With only 3 caches left in the series we branched off the path and up a hill into the woods. The sun was weakly shining and it cast rays in through the trees at intervals creating beautifully picturesque views. Muttering a little about the bloody hill we trudged on and found number 16, GC2G8KG Staggering to Bovingdon #16 Bury Wood , without too much problem at the base of a tree just beside the path.
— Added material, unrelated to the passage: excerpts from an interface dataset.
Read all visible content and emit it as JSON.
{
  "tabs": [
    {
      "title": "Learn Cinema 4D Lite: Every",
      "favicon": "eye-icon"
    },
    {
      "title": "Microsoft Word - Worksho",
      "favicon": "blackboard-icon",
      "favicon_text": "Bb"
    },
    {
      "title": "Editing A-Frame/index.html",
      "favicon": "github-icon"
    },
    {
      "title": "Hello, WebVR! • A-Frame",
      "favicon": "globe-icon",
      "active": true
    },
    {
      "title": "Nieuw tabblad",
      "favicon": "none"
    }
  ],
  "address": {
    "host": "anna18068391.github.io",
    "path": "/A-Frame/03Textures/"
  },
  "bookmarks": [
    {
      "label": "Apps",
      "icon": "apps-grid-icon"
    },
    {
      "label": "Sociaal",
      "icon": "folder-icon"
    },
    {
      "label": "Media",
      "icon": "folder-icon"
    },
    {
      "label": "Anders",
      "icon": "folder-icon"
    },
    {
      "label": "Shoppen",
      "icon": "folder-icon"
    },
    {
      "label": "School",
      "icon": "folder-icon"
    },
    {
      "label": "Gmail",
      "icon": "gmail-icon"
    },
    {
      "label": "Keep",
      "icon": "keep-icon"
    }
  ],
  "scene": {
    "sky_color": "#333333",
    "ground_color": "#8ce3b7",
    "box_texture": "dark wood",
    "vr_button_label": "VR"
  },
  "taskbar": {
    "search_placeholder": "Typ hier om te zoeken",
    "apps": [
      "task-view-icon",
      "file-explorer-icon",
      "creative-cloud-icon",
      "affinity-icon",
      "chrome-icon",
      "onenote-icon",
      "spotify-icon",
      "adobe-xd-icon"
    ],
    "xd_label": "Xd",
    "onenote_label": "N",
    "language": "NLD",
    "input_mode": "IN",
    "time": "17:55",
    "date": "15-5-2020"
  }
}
The trek to number 17, GC2G8KJ Staggering to Bovingdon #17 Big Old Holly , was a little hard going, it being through the woods that were dotted with gullies and encroaching bushes and trees. I think we had seen the worst of the mud on our walk before this point but it was still constantly soft and squelchy under foot here. On arriving at the GZ for number 17 we started looking for the holly that was alluded to in the cache name, “big holly” and for a while just couldn’t see it. Then we looked up and realised that this was no holly like we had ever seen. Hollies had always been bushes to me and of average size, but this was a tree and a bloody big one at that. The actual holly was 20 feet above us in the tree canopy and the trunks were multiple and each one at least a foot thick. At the base of the trunks lots of berries had taken root and smaller holly bushes were springing up which made searching for the cache a little tricky. In the end we found it lodged in the branches of the tree about 4 feet up. It was certainly an impressive holly. I wonder if this is particularly unusual or whether we have just not come across hollies of this variety or scale before even though they may exist.
With the end in sight now there only being one more cache to go our spirits were high as we had not logged any DNFs yet and had made excellent time on the walk. The terrain took us down and up a hill through the woods again and this prompted me to propose the Newtonian law of geocache walking which states that, “If you ever go down a hill on route to a cache, you will have to walk up another of equal or bigger magnitude to actually find the cache or return home.” Think of it as a sort of reverse gravity law… what goes down must come up.
After a few false starts we eventually located the tree that was described in the cache title, GC2G8KT Staggering to Bovingdon #18 Deep In the Rough , and after fishing around for a bit in the bowl of it, I pulled out the container. I was dismayed to see that the lid was cracked, it look like it might have been stood on at some point, although thankfully the contents were reasonably dry and intact.
After signing the log we made the short walk back to the car where I was delighted to be able to prise my feet from what I can only imagine were my boots although they looked more like mud balls.
For a series of caches that has been out in the wild for just under 3 years and appears not to have had much, if any owner intervention in the last year the containers are surviving very well. I believe this is down to the cachers who have found them and continue to replace them properly and securely and have not given their locations away to muggles who might want to spoil our fun.
With a total of 18 caches found today which smashes our previous personal best of 14 and reaching our 300th milestone as well it was an excellent caching day. We got very muddy but remained basically dry and warm and got to spend a lovely day exploring a part of the countryside that we would never have thought about coming to had it not been for geocaching. Happy days.